Effective Communication Practices

Keep the following effective communication practices (also known as netiquette) in mind as you interact with peers and instructors in synchronous and asynchronous settings:

  1. Be respectful: Affirm the right to and the importance of a free exchange of ideas at ISU within the bounds of respectful communication. Work to understand different ideas in an atmosphere free from discrimination, by abiding in the ISU Principles of Community
  2. Be honest: Be honest with your assessment efforts by turning in your work, free from plagiarism and generated from your understanding. Practice academic integrity in your courses.
  3. Engage fully in the course: One of the notable aspects of learning online is learning from your peers’ experiences. Engage fully with the course materials by attending class, logging in regularly to Canvas, meeting deadlines, and demonstrating evidence of preparation. Contribute to small group work, online discussion boards, and other opportunities to interact with the content and your peers.
  4. Communicate appropriately: Communication includes our written and spoken words and even our appearances! When participating and communicating in an online course, remember you are interacting with real humans.
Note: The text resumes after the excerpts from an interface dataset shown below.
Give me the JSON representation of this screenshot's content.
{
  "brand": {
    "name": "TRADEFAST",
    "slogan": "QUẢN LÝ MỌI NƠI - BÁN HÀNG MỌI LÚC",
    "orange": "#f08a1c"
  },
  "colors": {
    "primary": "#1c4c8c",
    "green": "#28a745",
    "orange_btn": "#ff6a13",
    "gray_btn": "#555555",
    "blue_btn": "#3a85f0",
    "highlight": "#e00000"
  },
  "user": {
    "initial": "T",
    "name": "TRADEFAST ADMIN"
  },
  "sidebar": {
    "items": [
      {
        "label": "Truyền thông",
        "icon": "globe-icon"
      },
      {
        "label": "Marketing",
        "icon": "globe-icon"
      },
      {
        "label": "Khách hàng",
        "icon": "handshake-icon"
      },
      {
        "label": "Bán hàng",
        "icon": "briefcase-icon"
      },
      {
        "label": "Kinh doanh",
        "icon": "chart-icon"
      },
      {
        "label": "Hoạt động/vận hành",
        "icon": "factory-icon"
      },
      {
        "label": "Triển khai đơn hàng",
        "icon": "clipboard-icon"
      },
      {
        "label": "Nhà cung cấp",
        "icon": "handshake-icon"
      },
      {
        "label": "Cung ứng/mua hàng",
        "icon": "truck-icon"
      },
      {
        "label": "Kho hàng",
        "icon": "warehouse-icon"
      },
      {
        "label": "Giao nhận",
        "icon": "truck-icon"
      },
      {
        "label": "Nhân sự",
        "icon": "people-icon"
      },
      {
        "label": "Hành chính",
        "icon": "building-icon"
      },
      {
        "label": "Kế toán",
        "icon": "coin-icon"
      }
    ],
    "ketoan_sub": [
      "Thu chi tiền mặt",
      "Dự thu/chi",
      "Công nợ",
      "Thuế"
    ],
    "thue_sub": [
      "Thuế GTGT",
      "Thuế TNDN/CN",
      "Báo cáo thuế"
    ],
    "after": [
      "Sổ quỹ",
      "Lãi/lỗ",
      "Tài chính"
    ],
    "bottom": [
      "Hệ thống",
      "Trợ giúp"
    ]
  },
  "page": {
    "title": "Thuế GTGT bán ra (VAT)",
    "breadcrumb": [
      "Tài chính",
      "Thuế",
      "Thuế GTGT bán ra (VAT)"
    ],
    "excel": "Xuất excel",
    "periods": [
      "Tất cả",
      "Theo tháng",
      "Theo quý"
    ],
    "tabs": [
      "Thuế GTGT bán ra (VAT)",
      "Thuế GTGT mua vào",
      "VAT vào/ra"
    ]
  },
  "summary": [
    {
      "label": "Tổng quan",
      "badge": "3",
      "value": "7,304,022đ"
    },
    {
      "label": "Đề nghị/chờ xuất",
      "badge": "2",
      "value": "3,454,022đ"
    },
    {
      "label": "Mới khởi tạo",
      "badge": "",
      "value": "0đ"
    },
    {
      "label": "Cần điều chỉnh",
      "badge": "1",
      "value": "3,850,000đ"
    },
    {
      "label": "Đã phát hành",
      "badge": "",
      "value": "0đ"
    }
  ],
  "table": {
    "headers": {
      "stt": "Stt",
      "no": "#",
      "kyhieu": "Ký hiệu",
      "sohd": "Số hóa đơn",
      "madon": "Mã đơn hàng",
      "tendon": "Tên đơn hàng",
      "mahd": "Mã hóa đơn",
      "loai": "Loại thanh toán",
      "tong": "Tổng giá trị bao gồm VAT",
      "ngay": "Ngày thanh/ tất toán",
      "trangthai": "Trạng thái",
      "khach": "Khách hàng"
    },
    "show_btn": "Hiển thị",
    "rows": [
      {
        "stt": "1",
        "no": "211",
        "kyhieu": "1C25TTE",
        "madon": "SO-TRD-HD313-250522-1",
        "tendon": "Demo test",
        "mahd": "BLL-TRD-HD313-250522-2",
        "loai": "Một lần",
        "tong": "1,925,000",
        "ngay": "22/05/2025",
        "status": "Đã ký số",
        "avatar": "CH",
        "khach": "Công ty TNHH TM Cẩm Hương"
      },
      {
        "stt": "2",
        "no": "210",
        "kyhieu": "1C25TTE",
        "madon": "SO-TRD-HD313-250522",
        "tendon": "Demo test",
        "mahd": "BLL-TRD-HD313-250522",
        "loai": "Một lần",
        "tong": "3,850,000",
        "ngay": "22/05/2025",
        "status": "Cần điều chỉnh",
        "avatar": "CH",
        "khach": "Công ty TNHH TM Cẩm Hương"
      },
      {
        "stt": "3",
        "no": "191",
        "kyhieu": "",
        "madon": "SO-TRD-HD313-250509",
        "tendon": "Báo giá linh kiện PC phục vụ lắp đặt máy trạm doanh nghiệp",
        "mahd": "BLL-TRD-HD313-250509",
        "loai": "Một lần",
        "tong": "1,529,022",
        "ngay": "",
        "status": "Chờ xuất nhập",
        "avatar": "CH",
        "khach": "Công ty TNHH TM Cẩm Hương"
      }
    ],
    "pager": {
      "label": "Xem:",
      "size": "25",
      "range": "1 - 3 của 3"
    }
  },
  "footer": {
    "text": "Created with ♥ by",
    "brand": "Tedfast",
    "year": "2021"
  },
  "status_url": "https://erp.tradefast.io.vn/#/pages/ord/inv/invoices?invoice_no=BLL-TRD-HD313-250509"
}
Your peers may not interpret your words as you intended without the benefit of nonverbal communication. Consider what professionalism means for you in your major and in your future endeavors.
  5. Respect privacy: Some assignments (e.g., discussion boards) or online synchronous sessions may ask students to share personal information relevant to the topic at hand. Do not share your peer’s personal information – respect their privacy. See the ISU Acceptable Use of Information Technology Resources Policy website.
  6. Follow the ISU Code of Conduct: Expectations for behavior standards are no different in an online course than face-to-face and include following policies and protocols. Review the Know the Code page and the ISU Student Code of Conduct page.

Adapted from:

  • Cole, J. (2016, April 12). Netiquette for online students. Succeed Online: Resources for students learning online. Arizona State University. Retrieved from
  • Shea, V. (1994). Core rules of netiquette. Netiquette (Online ed., pp. 32-45). San Francisco: Albion Books. Retrieved from